By: Amy Lied
When we lost Asher, we weren’t the only people who felt that loss. I know so many who cried with us and mourned the loss of our son. For many of our friends and family, we were the first people they were close with to experience such a loss and it hit others hard. Now, two years later, so many still remember our boy and reach out to us on the hard days, even Asher’s grandparents.
Our parents take the time to touch base with us; to focus primarily on our grief as Asher’s parents. But what about their grief?
Since having Asher’s little sisters, I have been able to watch our parents be active grandparents to our daughters.
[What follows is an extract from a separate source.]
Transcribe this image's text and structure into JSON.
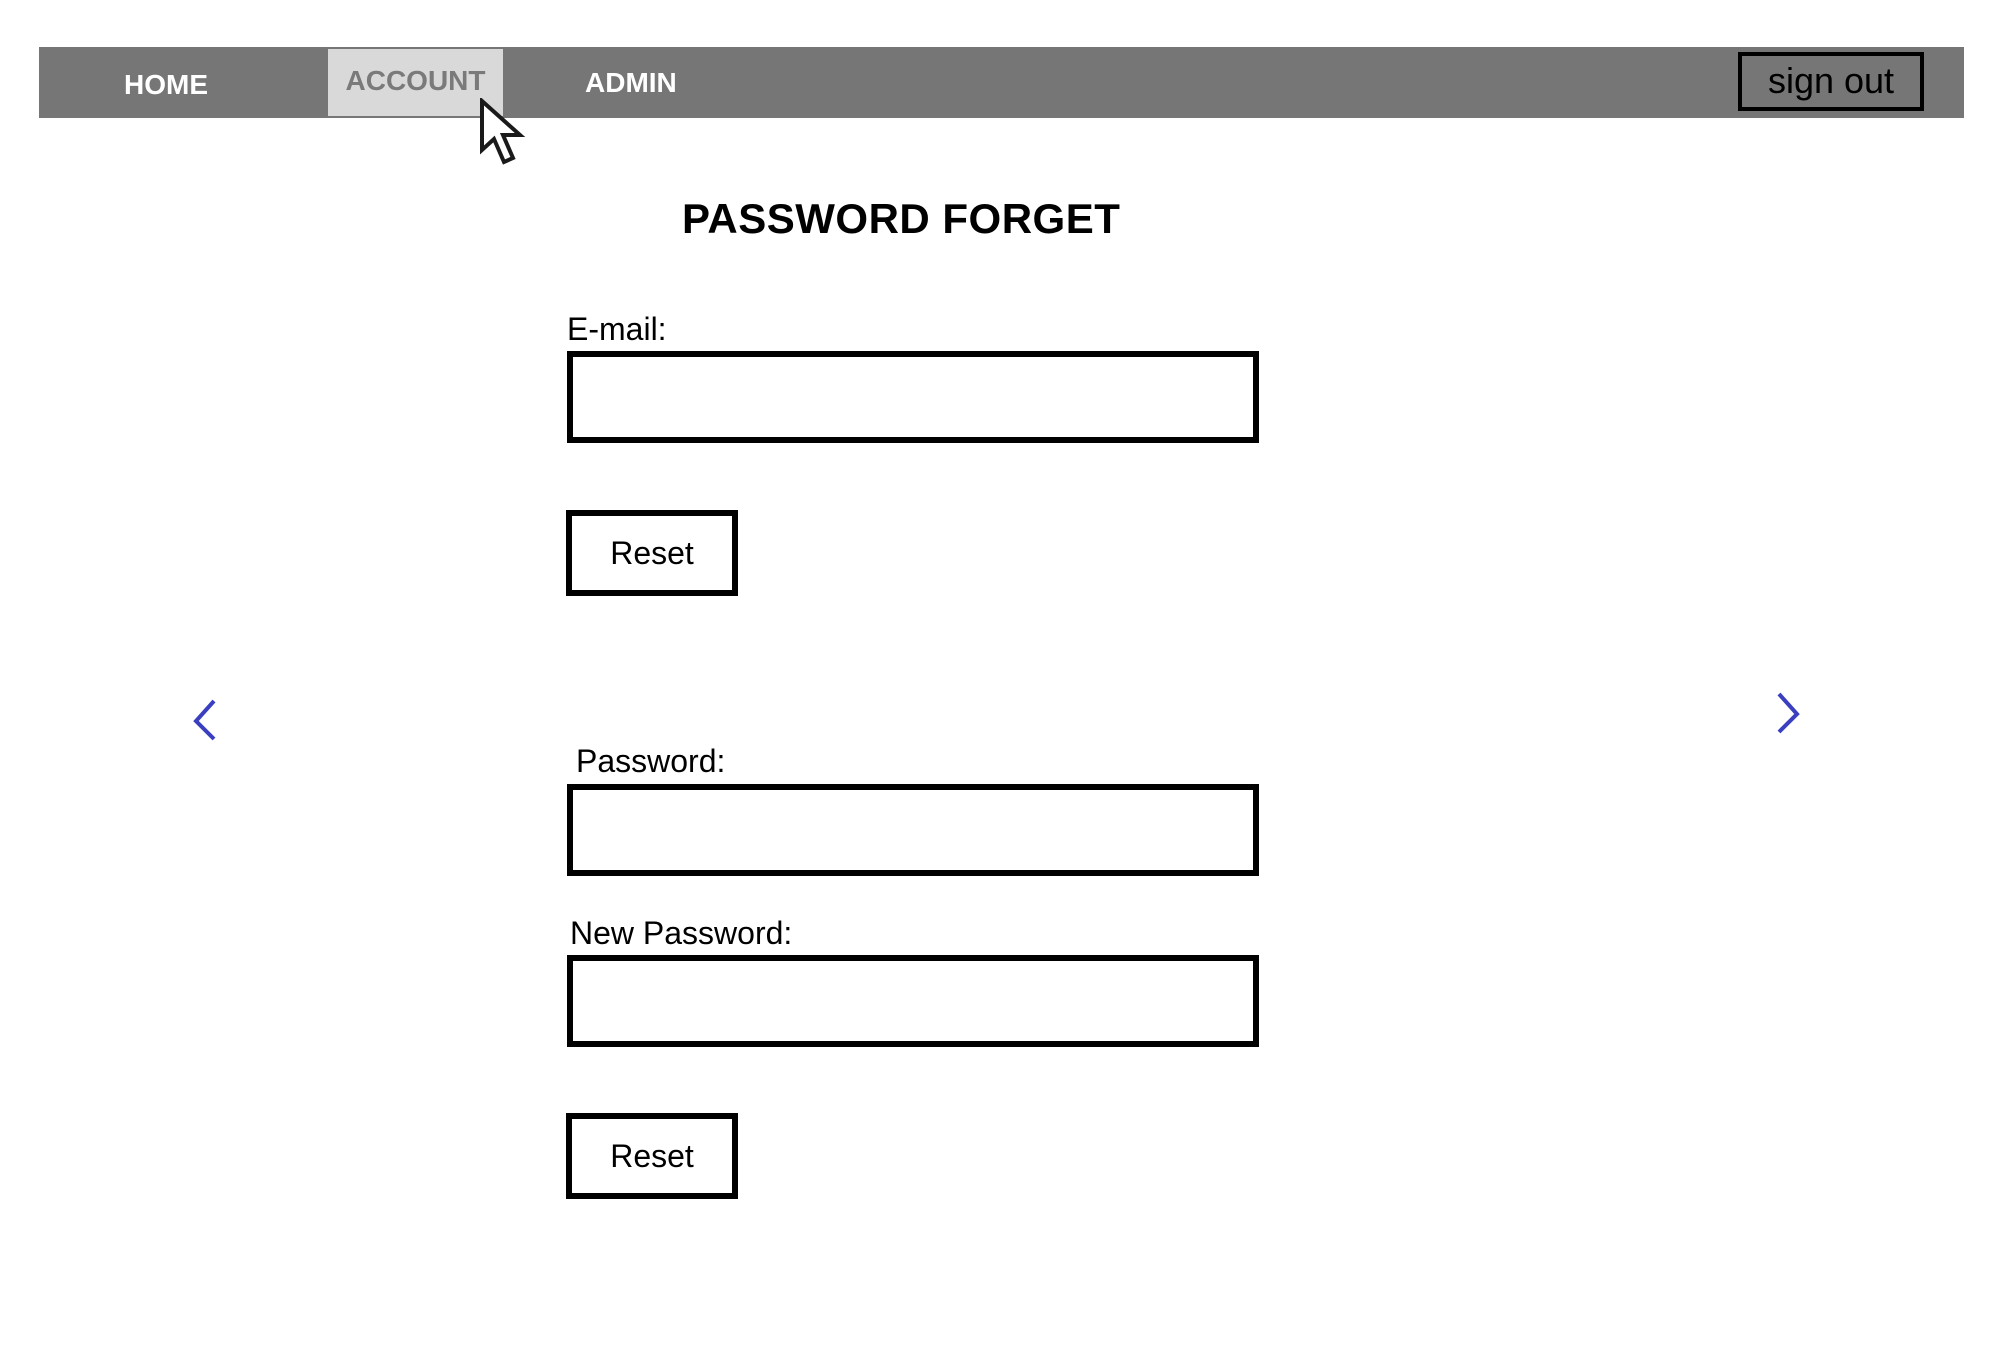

I have watched my mother go through my old baby clothes and lovingly bring them for my daughters to model.
I’ve seen my parents get out my old rocking horse and beam with joy as they held each granddaughter on the horsie.
My mother-in-law never visits empty handled. She often comes with little outfits for the girls. She went through Hubby’s old books and brought them for the girls to read. I’ve seen at least one set of grandparents every weekend since the girls were born because they love spending time with their granddaughters.
They dreamed of doing all of these things when they learned of their first grandson’s existence 4 years ago. That opportunity was ripped away from them on February 18, 2017 when Asher’s heart stopped beating.
Living life after losing a child hasn’t just been hard on us. It’s been excruciating on our parents.
Not only did they have to watch their children experience the unimaginable, and be unable to ease our pain, but they also lost their grandson. (For my parents, it was their first grandchild.)
It was a double whammy for our parents.
Two years ago, I saw as they looked at me in the hospital with tears in their eyes, knowing I had to go through the pain of labor only to never hear my child cry. I remember both my father and my father-in-law being very concerned about the physical pain I was experiencing. They couldn’t control the emotional pain I felt, but they wanted to be sure my physical pain was managed. I watched as our parents held their forever sleeping grandson in their arms, memorizing the beautiful face they would never see again. (My biggest regret is that I didn’t force them to take photos with Asher so that these moments were always preserved.) I watched as they tried to hide their emotions from us. As they tried to push their feelings aside to be “strong” for their children.
I watched as the life they had envisioned for all of us was taken away.
Now, I can see the brief flicker of pain on their faces as they smile with joy at the granddaughters in their arms. I can see the pain of the missing little boy in their lives. They try to be strong, but I see it. I see it because I feel it too.
I’ve witnessed them be such hands-on and involved grandparents. Honestly, it simultaneously warms and breaks my heart.
Seeing them with our daughters is a reminder of what we ALL missed out on with Asher. These little girls have brought so much joy and love to all of our lives. They brighten each day with their gummy little smiles, but their existence doesn’t erase the pain that we all feel over the little boy who will forever be missing.
I know our parents miss Asher as much as we do and that their hearts still break for the pain that their children will always feel, no matter how hard they try to hide it from us. I see it and I want them to know I acknowledge it.
About Amy Lied
Amy Lied is a wife and a mother. Her son, Asher, was inexplicably born still on February 19th, 2017. Before losing Asher, she suffered a miscarriage and struggled with unexplained infertility. After losing Asher and struggling to conceive again, she went back to treatment where she became pregnant with her twin daughters; Harper and Scarlett.
She has documented her journey from the beginning of her infertility struggles on her blog, Doggie Bags Not Diaper Bags. She is also a co-founder of The Lucky Anchor Project, an online resource for loss families that houses an Etsy store whose profits are donated to loss family non-profit organizations. Sharing her journey has helped her cope and she hopes it also helps others who are walking on this road of life after loss.